**WORK TO COMPLETE**. Would you retype every entry that follows without altering a word?

══ INFORMATION

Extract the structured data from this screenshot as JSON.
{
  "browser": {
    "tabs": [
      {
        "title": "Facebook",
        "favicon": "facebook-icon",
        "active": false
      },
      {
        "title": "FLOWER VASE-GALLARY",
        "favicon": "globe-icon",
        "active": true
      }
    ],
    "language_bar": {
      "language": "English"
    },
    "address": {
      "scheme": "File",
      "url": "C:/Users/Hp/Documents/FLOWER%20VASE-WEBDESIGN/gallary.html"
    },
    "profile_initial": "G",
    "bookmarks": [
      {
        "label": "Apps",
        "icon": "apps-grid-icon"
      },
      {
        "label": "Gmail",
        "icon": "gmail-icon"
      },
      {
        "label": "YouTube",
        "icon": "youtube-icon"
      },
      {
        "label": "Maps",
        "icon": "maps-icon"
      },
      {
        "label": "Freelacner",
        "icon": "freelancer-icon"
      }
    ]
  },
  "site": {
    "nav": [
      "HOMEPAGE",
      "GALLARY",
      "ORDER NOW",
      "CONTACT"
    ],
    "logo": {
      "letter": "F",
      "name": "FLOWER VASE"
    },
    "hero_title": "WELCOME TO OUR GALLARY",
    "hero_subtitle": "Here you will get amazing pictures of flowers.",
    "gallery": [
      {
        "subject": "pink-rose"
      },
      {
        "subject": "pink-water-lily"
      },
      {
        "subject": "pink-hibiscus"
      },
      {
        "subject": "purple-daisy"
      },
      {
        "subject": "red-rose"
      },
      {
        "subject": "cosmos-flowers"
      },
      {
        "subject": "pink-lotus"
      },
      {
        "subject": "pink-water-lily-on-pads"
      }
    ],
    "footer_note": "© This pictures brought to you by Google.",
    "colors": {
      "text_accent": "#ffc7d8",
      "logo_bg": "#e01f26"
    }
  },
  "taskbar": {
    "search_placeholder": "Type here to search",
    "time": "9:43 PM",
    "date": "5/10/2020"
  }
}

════

**EXERCISE RESULT**.
Extract the structured data from this screenshot as JSON.
{
  "browser": {
    "tabs": [
      {
        "title": "Facebook",
        "favicon": "facebook-icon",
        "active": false
      },
      {
        "title": "FLOWER VASE-GALLARY",
        "favicon": "globe-icon",
        "active": true
      }
    ],
    "language_bar": {
      "language": "English"
    },
    "address": {
      "scheme": "File",
      "url": "C:/Users/Hp/Documents/FLOWER%20VASE-WEBDESIGN/gallary.html"
    },
    "profile_initial": "G",
    "bookmarks": [
      {
        "label": "Apps",
        "icon": "apps-grid-icon"
      },
      {
        "label": "Gmail",
        "icon": "gmail-icon"
      },
      {
        "label": "YouTube",
        "icon": "youtube-icon"
      },
      {
        "label": "Maps",
        "icon": "maps-icon"
      },
      {
        "label": "Freelacner",
        "icon": "freelancer-icon"
      }
    ]
  },
  "site": {
    "nav": [
      "HOMEPAGE",
      "GALLARY",
      "ORDER NOW",
      "CONTACT"
    ],
    "logo": {
      "letter": "F",
      "name": "FLOWER VASE"
    },
    "hero_title": "WELCOME TO OUR GALLARY",
    "hero_subtitle": "Here you will get amazing pictures of flowers.",
    "gallery": [
      {
        "subject": "pink-rose"
      },
      {
        "subject": "pink-water-lily"
      },
      {
        "subject": "pink-hibiscus"
      },
      {
        "subject": "purple-daisy"
      },
      {
        "subject": "red-rose"
      },
      {
        "subject": "cosmos-flowers"
      },
      {
        "subject": "pink-lotus"
      },
      {
        "subject": "pink-water-lily-on-pads"
      }
    ],
    "footer_note": "© This pictures brought to you by Google.",
    "colors": {
      "text_accent": "#ffc7d8",
      "logo_bg": "#e01f26"
    }
  },
  "taskbar": {
    "search_placeholder": "Type here to search",
    "time": "9:43 PM",
    "date": "5/10/2020"
  }
}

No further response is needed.